Friday, April 27, 2012
All Roads Lead To Spotsylvania
When students of the nineteenth and twentieth century visualize our nation's past, it generally resides in black and white or sepia toned images of captured light and shadow. The photographic process was largely limited to such monochromatic renderings until the past fifty years or so. The three photographs included here are from the collection of the Fredericksburg and Spotsylvania National Military Park. The first was taken just three years before the establishment of the park, and probably depicts one of the simple, dirt farm lanes that led to the interior of the main battlefield, land still owned at the time by subsistence farmers such as the Landram family who had tilled the soil since long before the Civil War. My personal belief is that this shows the lane that came off of Brock Road, approximately one and a half miles from the Spotsylvania Courthouse area, shortly before a now removed entrance and exit of Anderson Drive, one of the park access roads built by the Civilian Conservation Corps in the mid 1930s. Clear traces of this lane still run through the woods, bisecting the final Confederate line as it did in May 1864.
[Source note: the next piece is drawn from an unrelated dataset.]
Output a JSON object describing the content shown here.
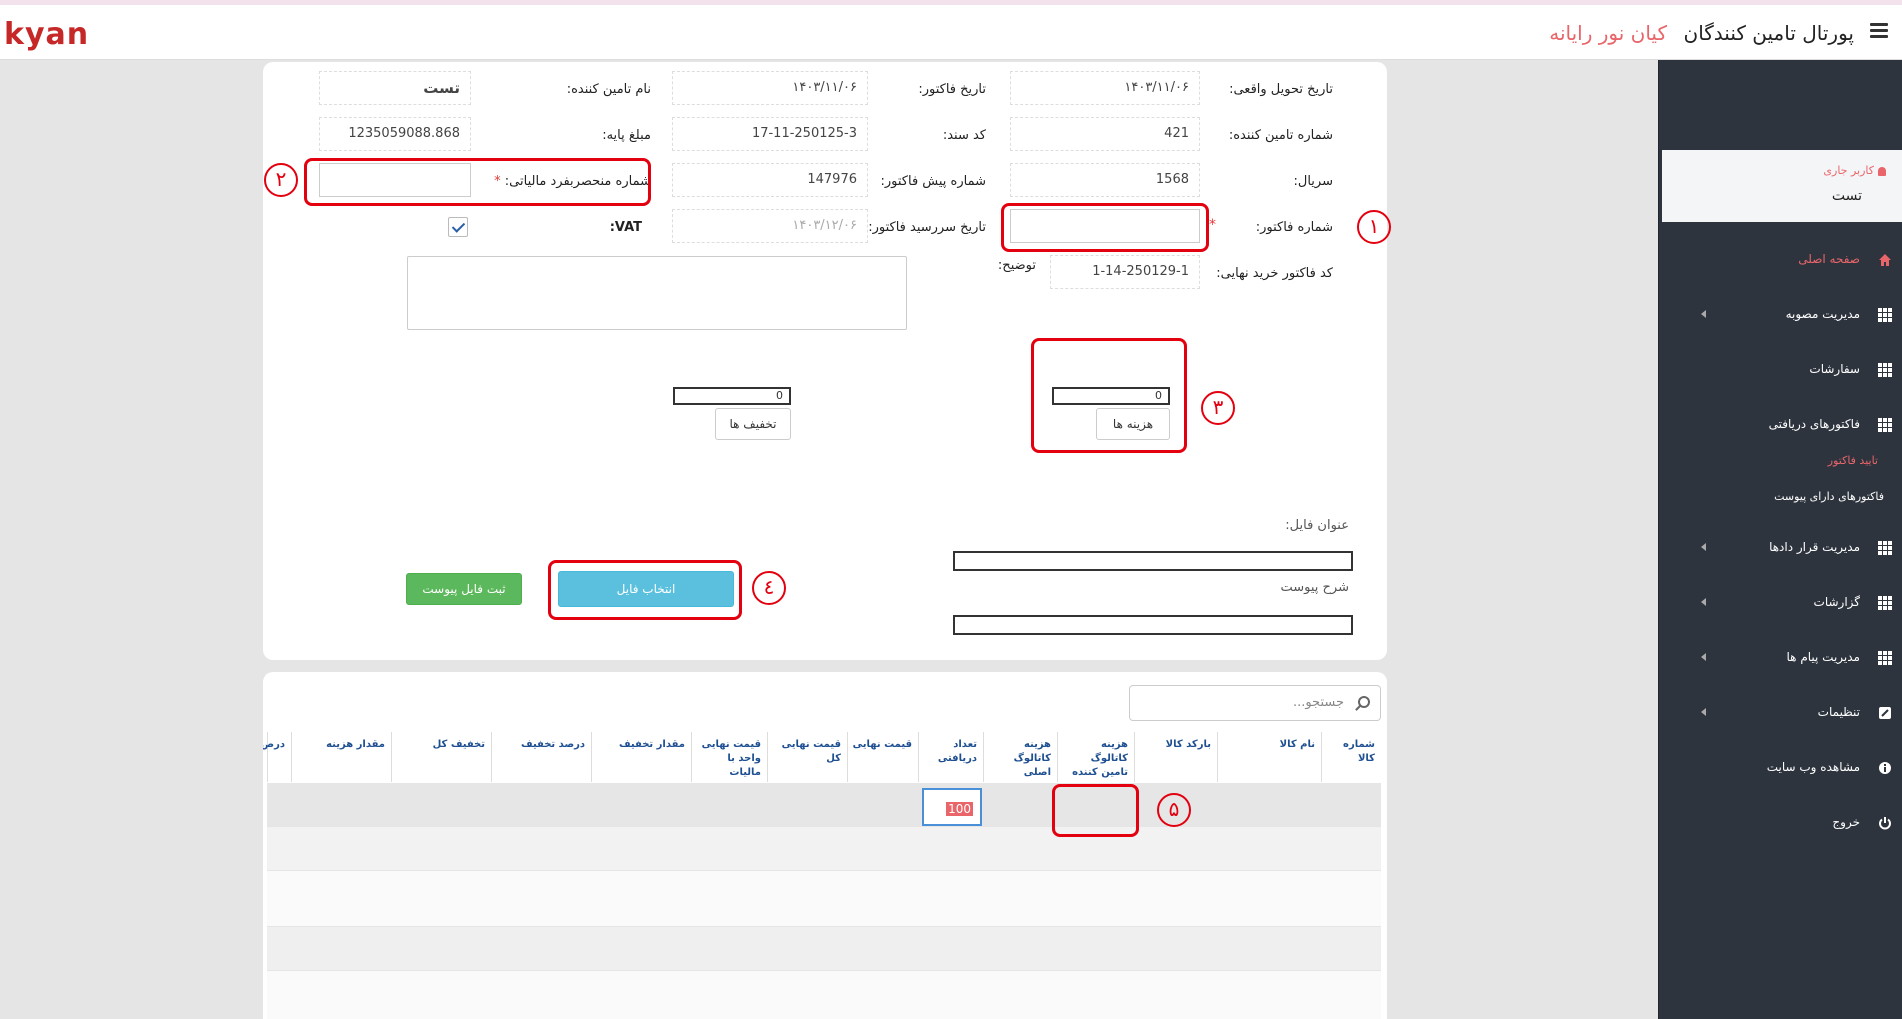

Back of image states, "Spots. field 1924"
"Brock Rd looking N.W.", dated December 1935, taken just before the Kodachrome process made color photography more accessible, although relatively expensive, for the general public. This view shows the slight bend in the road before the Trigg Farm, beyond the trees on the left. Brock Road had retained much of its old time character in this area, still a narrow, two lane connector between neighborhoods, not far from its utilitarian appearance in 1864.
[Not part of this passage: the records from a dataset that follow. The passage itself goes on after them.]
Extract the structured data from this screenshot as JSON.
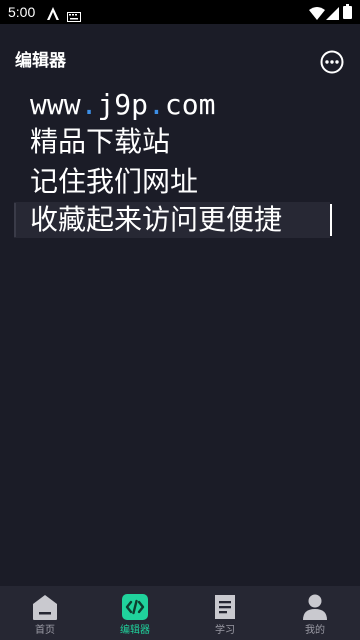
{
  "status_bar": {
    "time": "5:00",
    "icons": [
      "a11y-icon",
      "keyboard-icon",
      "wifi-icon",
      "signal-icon",
      "battery-icon"
    ]
  },
  "app_bar": {
    "title": "编辑器",
    "more_icon": "more-horizontal-icon"
  },
  "editor": {
    "lines": [
      {
        "parts": [
          "www",
          ".",
          "j9p",
          ".",
          "com"
        ]
      },
      {
        "text": "精品下载站"
      },
      {
        "text": "记住我们网址"
      },
      {
        "text": "收藏起来访问更便捷"
      }
    ]
  },
  "bottom_nav": {
    "items": [
      {
        "label": "首页",
        "icon": "home-icon",
        "active": false
      },
      {
        "label": "编辑器",
        "icon": "code-icon",
        "active": true
      },
      {
        "label": "学习",
        "icon": "document-icon",
        "active": false
      },
      {
        "label": "我的",
        "icon": "person-icon",
        "active": false
      }
    ]
  },
  "colors": {
    "background": "#1b1c27",
    "accent": "#20d29c",
    "link_dot": "#3d8fe6",
    "nav_bg": "#262733"
  }
}
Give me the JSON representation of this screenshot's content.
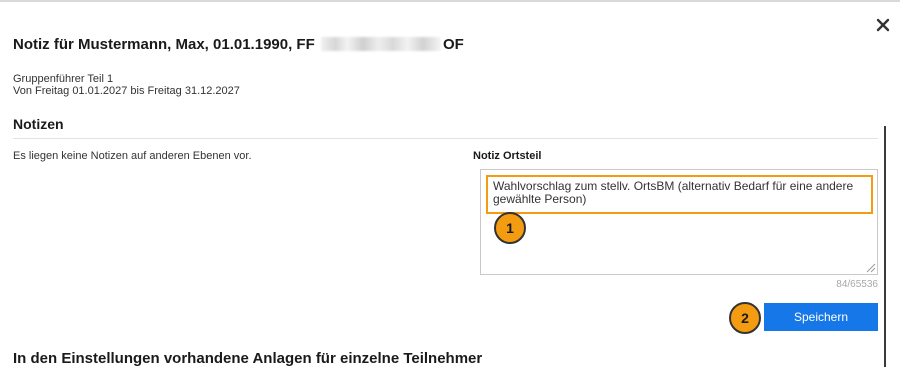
{
  "dialog": {
    "title_prefix": "Notiz für Mustermann, Max, 01.01.1990, FF",
    "title_suffix": "OF",
    "close_icon": "close-icon"
  },
  "meta": {
    "group": "Gruppenführer Teil 1",
    "period": "Von Freitag 01.01.2027 bis Freitag 31.12.2027"
  },
  "notes": {
    "heading": "Notizen",
    "no_notes_text": "Es liegen keine Notizen auf anderen Ebenen vor.",
    "label": "Notiz Ortsteil",
    "value": "Wahlvorschlag zum stellv. OrtsBM (alternativ Bedarf für eine andere gewählte Person)",
    "counter": "84/65536"
  },
  "steps": [
    "1",
    "2"
  ],
  "actions": {
    "save_label": "Speichern"
  },
  "attachments": {
    "heading": "In den Einstellungen vorhandene Anlagen für einzelne Teilnehmer"
  },
  "colors": {
    "accent_orange": "#f39c12",
    "button_blue": "#1677e8"
  }
}
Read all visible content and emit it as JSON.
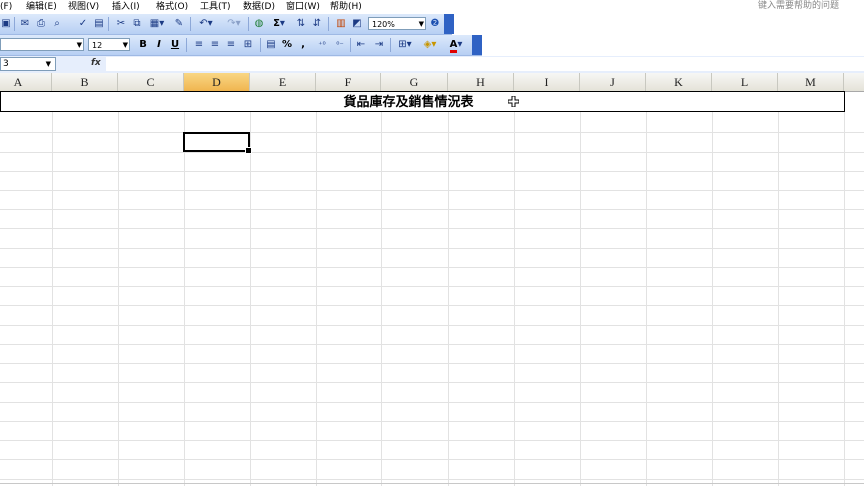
{
  "menubar": {
    "items": [
      "(F)",
      "编辑(E)",
      "视图(V)",
      "插入(I)",
      "格式(O)",
      "工具(T)",
      "数据(D)",
      "窗口(W)",
      "帮助(H)"
    ],
    "help_placeholder": "键入需要帮助的问题"
  },
  "toolbar_standard": {
    "zoom": "120%",
    "sigma": "Σ"
  },
  "toolbar_format": {
    "font_size": "12",
    "bold": "B",
    "italic": "I",
    "underline": "U",
    "percent": "%",
    "comma": ",",
    "font_color_letter": "A"
  },
  "formula_bar": {
    "name_box": "3",
    "fx_label": "fx",
    "formula": ""
  },
  "columns": [
    "A",
    "B",
    "C",
    "D",
    "E",
    "F",
    "G",
    "H",
    "I",
    "J",
    "K",
    "L",
    "M"
  ],
  "active_column": "D",
  "sheet": {
    "title": "貨品庫存及銷售情況表"
  },
  "colors": {
    "toolbar_top": "#dce9fb",
    "toolbar_bottom": "#b7cff3",
    "header_active": "#f0b550",
    "grid": "#e2e2e2"
  }
}
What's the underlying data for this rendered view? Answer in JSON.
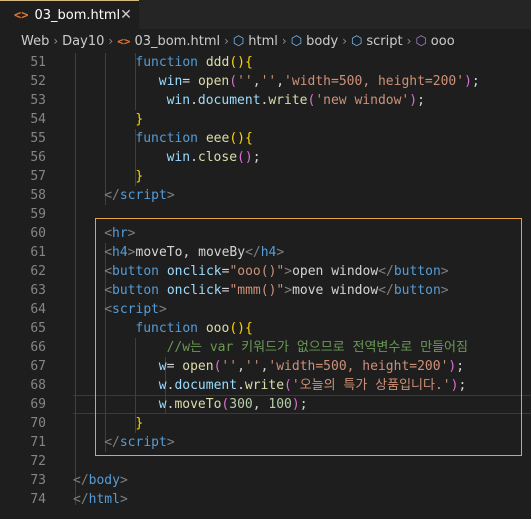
{
  "tab": {
    "icon": "code-icon",
    "title": "03_bom.html",
    "close": "✕"
  },
  "breadcrumb": {
    "items": [
      "Web",
      "Day10",
      "03_bom.html",
      "html",
      "body",
      "script",
      "ooo"
    ],
    "separator": "›"
  },
  "lines": [
    {
      "n": "51",
      "tokens": [
        [
          "kw",
          "function "
        ],
        [
          "fn",
          "ddd"
        ],
        [
          "br1",
          "()"
        ],
        [
          "br1",
          "{"
        ]
      ]
    },
    {
      "n": "52",
      "tokens": [
        [
          "var",
          "win"
        ],
        [
          "pl",
          "= "
        ],
        [
          "fn",
          "open"
        ],
        [
          "br2",
          "("
        ],
        [
          "str",
          "''"
        ],
        [
          "pl",
          ","
        ],
        [
          "str",
          "''"
        ],
        [
          "pl",
          ","
        ],
        [
          "str",
          "'width=500, height=200'"
        ],
        [
          "br2",
          ")"
        ],
        [
          "pl",
          ";"
        ]
      ]
    },
    {
      "n": "53",
      "tokens": [
        [
          "var",
          "win"
        ],
        [
          "pl",
          "."
        ],
        [
          "var",
          "document"
        ],
        [
          "pl",
          "."
        ],
        [
          "fn",
          "write"
        ],
        [
          "br2",
          "("
        ],
        [
          "str",
          "'new window'"
        ],
        [
          "br2",
          ")"
        ],
        [
          "pl",
          ";"
        ]
      ]
    },
    {
      "n": "54",
      "tokens": [
        [
          "br1",
          "}"
        ]
      ]
    },
    {
      "n": "55",
      "tokens": [
        [
          "kw",
          "function "
        ],
        [
          "fn",
          "eee"
        ],
        [
          "br1",
          "()"
        ],
        [
          "br1",
          "{"
        ]
      ]
    },
    {
      "n": "56",
      "tokens": [
        [
          "var",
          "win"
        ],
        [
          "pl",
          "."
        ],
        [
          "fn",
          "close"
        ],
        [
          "br2",
          "()"
        ],
        [
          "pl",
          ";"
        ]
      ]
    },
    {
      "n": "57",
      "tokens": [
        [
          "br1",
          "}"
        ]
      ]
    },
    {
      "n": "58",
      "tokens": [
        [
          "ang",
          "</"
        ],
        [
          "tag",
          "script"
        ],
        [
          "ang",
          ">"
        ]
      ]
    },
    {
      "n": "59",
      "tokens": []
    },
    {
      "n": "60",
      "tokens": [
        [
          "ang",
          "<"
        ],
        [
          "tag",
          "hr"
        ],
        [
          "ang",
          ">"
        ]
      ]
    },
    {
      "n": "61",
      "tokens": [
        [
          "ang",
          "<"
        ],
        [
          "tag",
          "h4"
        ],
        [
          "ang",
          ">"
        ],
        [
          "pl",
          "moveTo, moveBy"
        ],
        [
          "ang",
          "</"
        ],
        [
          "tag",
          "h4"
        ],
        [
          "ang",
          ">"
        ]
      ]
    },
    {
      "n": "62",
      "tokens": [
        [
          "ang",
          "<"
        ],
        [
          "tag",
          "button "
        ],
        [
          "attr",
          "onclick"
        ],
        [
          "pl",
          "="
        ],
        [
          "str",
          "\"ooo()\""
        ],
        [
          "ang",
          ">"
        ],
        [
          "pl",
          "open window"
        ],
        [
          "ang",
          "</"
        ],
        [
          "tag",
          "button"
        ],
        [
          "ang",
          ">"
        ]
      ]
    },
    {
      "n": "63",
      "tokens": [
        [
          "ang",
          "<"
        ],
        [
          "tag",
          "button "
        ],
        [
          "attr",
          "onclick"
        ],
        [
          "pl",
          "="
        ],
        [
          "str",
          "\"mmm()\""
        ],
        [
          "ang",
          ">"
        ],
        [
          "pl",
          "move window"
        ],
        [
          "ang",
          "</"
        ],
        [
          "tag",
          "button"
        ],
        [
          "ang",
          ">"
        ]
      ]
    },
    {
      "n": "64",
      "tokens": [
        [
          "ang",
          "<"
        ],
        [
          "tag",
          "script"
        ],
        [
          "ang",
          ">"
        ]
      ]
    },
    {
      "n": "65",
      "tokens": [
        [
          "kw",
          "function "
        ],
        [
          "fn",
          "ooo"
        ],
        [
          "br1",
          "()"
        ],
        [
          "br1",
          "{"
        ]
      ]
    },
    {
      "n": "66",
      "tokens": [
        [
          "cmt",
          "//w는 var 키워드가 없으므로 전역변수로 만들어짐"
        ]
      ]
    },
    {
      "n": "67",
      "tokens": [
        [
          "var",
          "w"
        ],
        [
          "pl",
          "= "
        ],
        [
          "fn",
          "open"
        ],
        [
          "br2",
          "("
        ],
        [
          "str",
          "''"
        ],
        [
          "pl",
          ","
        ],
        [
          "str",
          "''"
        ],
        [
          "pl",
          ","
        ],
        [
          "str",
          "'width=500, height=200'"
        ],
        [
          "br2",
          ")"
        ],
        [
          "pl",
          ";"
        ]
      ]
    },
    {
      "n": "68",
      "tokens": [
        [
          "var",
          "w"
        ],
        [
          "pl",
          "."
        ],
        [
          "var",
          "document"
        ],
        [
          "pl",
          "."
        ],
        [
          "fn",
          "write"
        ],
        [
          "br2",
          "("
        ],
        [
          "str",
          "'오늘의 특가 상품입니다.'"
        ],
        [
          "br2",
          ")"
        ],
        [
          "pl",
          ";"
        ]
      ]
    },
    {
      "n": "69",
      "tokens": [
        [
          "var",
          "w"
        ],
        [
          "pl",
          "."
        ],
        [
          "fn",
          "moveTo"
        ],
        [
          "br2",
          "("
        ],
        [
          "num",
          "300"
        ],
        [
          "pl",
          ", "
        ],
        [
          "num",
          "100"
        ],
        [
          "br2",
          ")"
        ],
        [
          "pl",
          ";"
        ]
      ]
    },
    {
      "n": "70",
      "tokens": [
        [
          "br1",
          "}"
        ]
      ]
    },
    {
      "n": "71",
      "tokens": [
        [
          "ang",
          "</"
        ],
        [
          "tag",
          "script"
        ],
        [
          "ang",
          ">"
        ]
      ]
    },
    {
      "n": "72",
      "tokens": []
    },
    {
      "n": "73",
      "tokens": [
        [
          "ang",
          "</"
        ],
        [
          "tag",
          "body"
        ],
        [
          "ang",
          ">"
        ]
      ]
    },
    {
      "n": "74",
      "tokens": [
        [
          "ang",
          "</"
        ],
        [
          "tag",
          "html"
        ],
        [
          "ang",
          ">"
        ]
      ]
    }
  ],
  "colors": {
    "background": "#1e1e1e",
    "selection_border": "#e8a33d",
    "tab_accent": "#d7ba7d"
  }
}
This view, also dated December 1935, shows the intersection on Brock Road, of Shady Grove Church Road, now known as Robert E. Lee Drive. When visited today, the new, "Courthouse Bypass" crosses Brock Road along the horizon line at right.